which unfolds as a fairly routine bio-doc, told in chronological order from Naharin’s
early days on Kibbutz Mizra (due north of Afula) to his current role as an
international cultural superstar. Of course there are many clips of Batsheva
Dance Company’s uniquely athletic style, so if you are already a fan of Batsheva
Dance Company, then this film is definitely for you.
you are new to Batsheva Dance Company, then beware. Clips of dancers in motion
do not really do justice to the power of a full piece in performance, and you
may come out of Mr. Gaga wondering
what all the fuss is about.
off the run, the Music Box has scheduled a live dance demonstration plus Q and A after the 7:15 p.m. screening
tonight, March 31, hosted by Anna Long (Chicago’s own GAGA-trained dance
teacher). For tickets, visit the
Music Box website.
Personally, I much preferred Roger
new film, In
Search of Israeli Cuisine, which tells the story of a Jewish boy coming of
age in America who learns to appreciate his heritage anew through food.
Philadelphia chef Michael Solomonov travels
up and down Israel from top to bottom and coast to desert, sampling a wholly
unexpected diversity of tastes and textures. As he chops and stirs side by side
with some of Israel’s best known restaurateurs, Solomonov learns first-hand
about Israeli’s creative fusion which combines the sorrows of past with exuberant
hopes for the future.
This is a theme I have long stressed
in prior posts and columns, most especially in my reviews of films brought to
us by the terrific programming team behind our annual Chicago Festival of
Israeli Cinema. We have become accustomed to
describing one of Israel’s functions as “the ingathering of the exiles,” but
that requires us to pay attention to all the places from which they come.
Too many Americans (including too
many Jewish Americans) still think of Israel as a country founded by European
Jews, especially Jews who survived the Holocaust. But this was never true and
it is even less true now after several generations of intermixing.
One of my friends has a father from
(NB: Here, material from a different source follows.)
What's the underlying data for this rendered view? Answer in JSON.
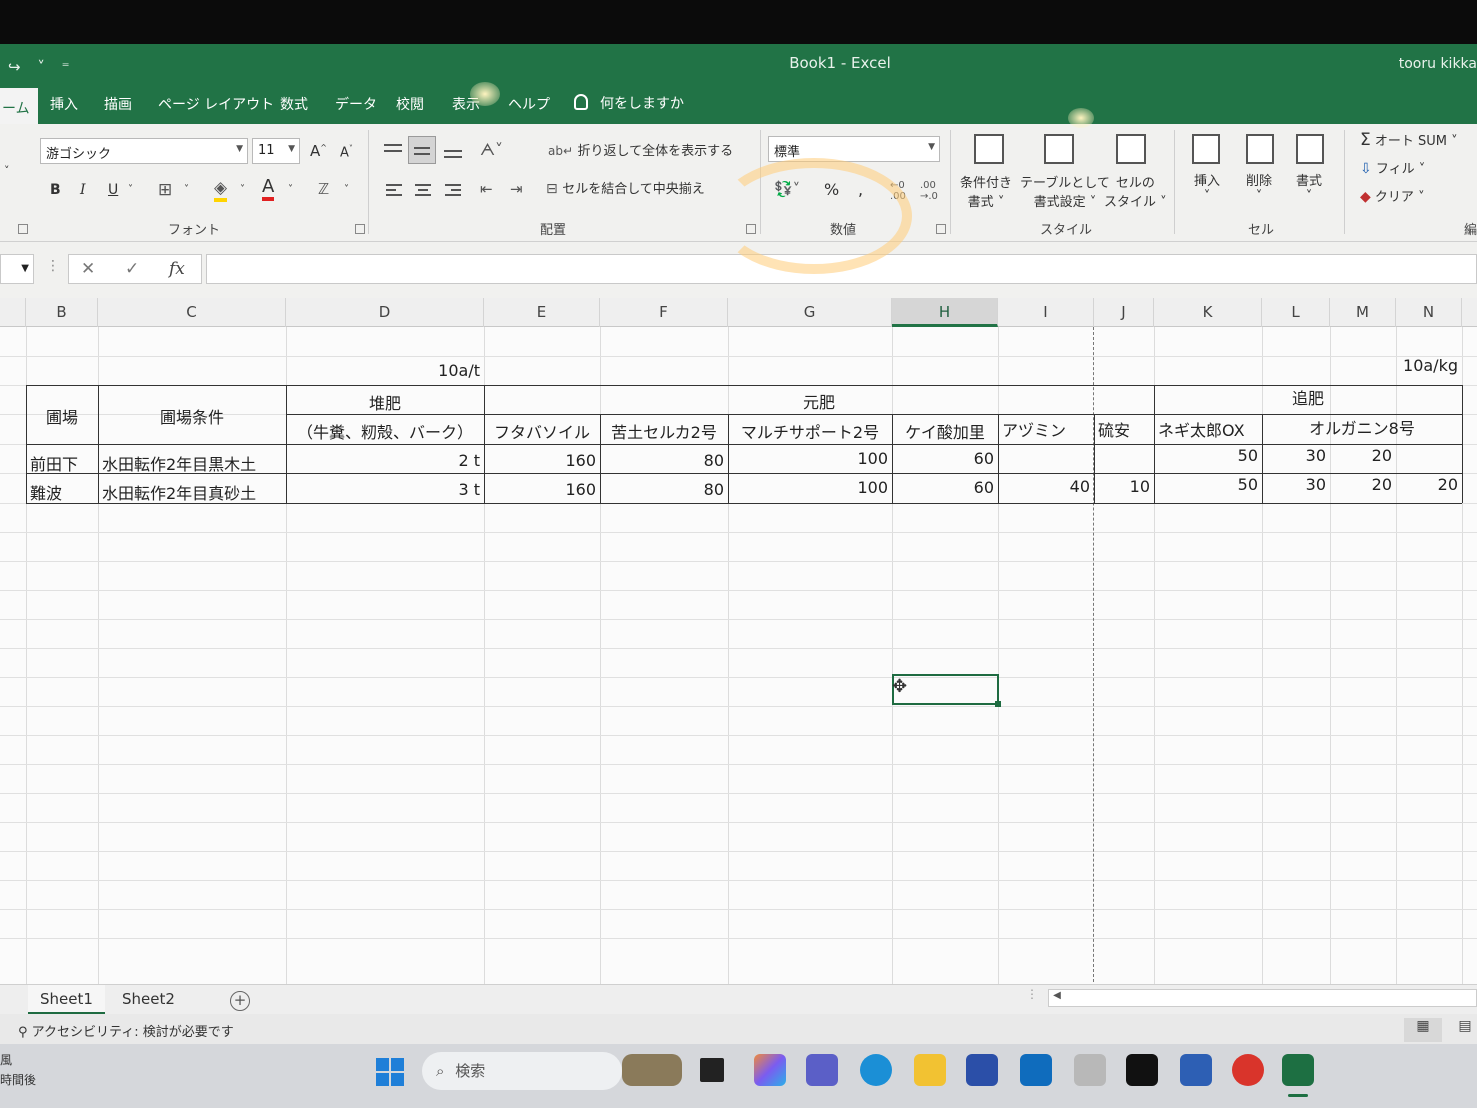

Yemen and a mother from Poland. Is she Ashkenazi or Mizrachi? Another friend
has a father from Morocco and a mother from Rumania. Is she Ashkenazi or
Sephardic? The truth is that these old divisions have ceased to be definitive,
especially after Ethiopians from Africa, Bene Israel from India, and Jews from
the former Soviet Union (not just from Moscow but from Georgia and Bukhara) began entering the mix.
As one wise
fellow says in In Search of Israeli Cuisine, a tomato has no politics. So I
strongly recommend In Search of Israeli Cuisine for both enlightenment and sheer
delight, but with one caution: Make sure to eat before you go.
Search of Israeli Cuisine opens next Friday,
April 7, at the Music Box Theatre
and also at the Landmark
Renaissance Place in Highland Park.
more photos from both films, visit
Photo: After he arrives
in Israel “in search of Israeli cuisine,” Michael Solomonov of Zahav restaurant
in Philadelphia learns a million different ways to make eggplant (courtesy
Florentine Films 2013 / Menemsha Films 2016).
Bottom Photo: A moment from Ohad Naharin’s
ecstatic “Ehad Me Yodaya,” which continues to be a highlight of all Batsheva
Dance Company performances (courtesy Heymann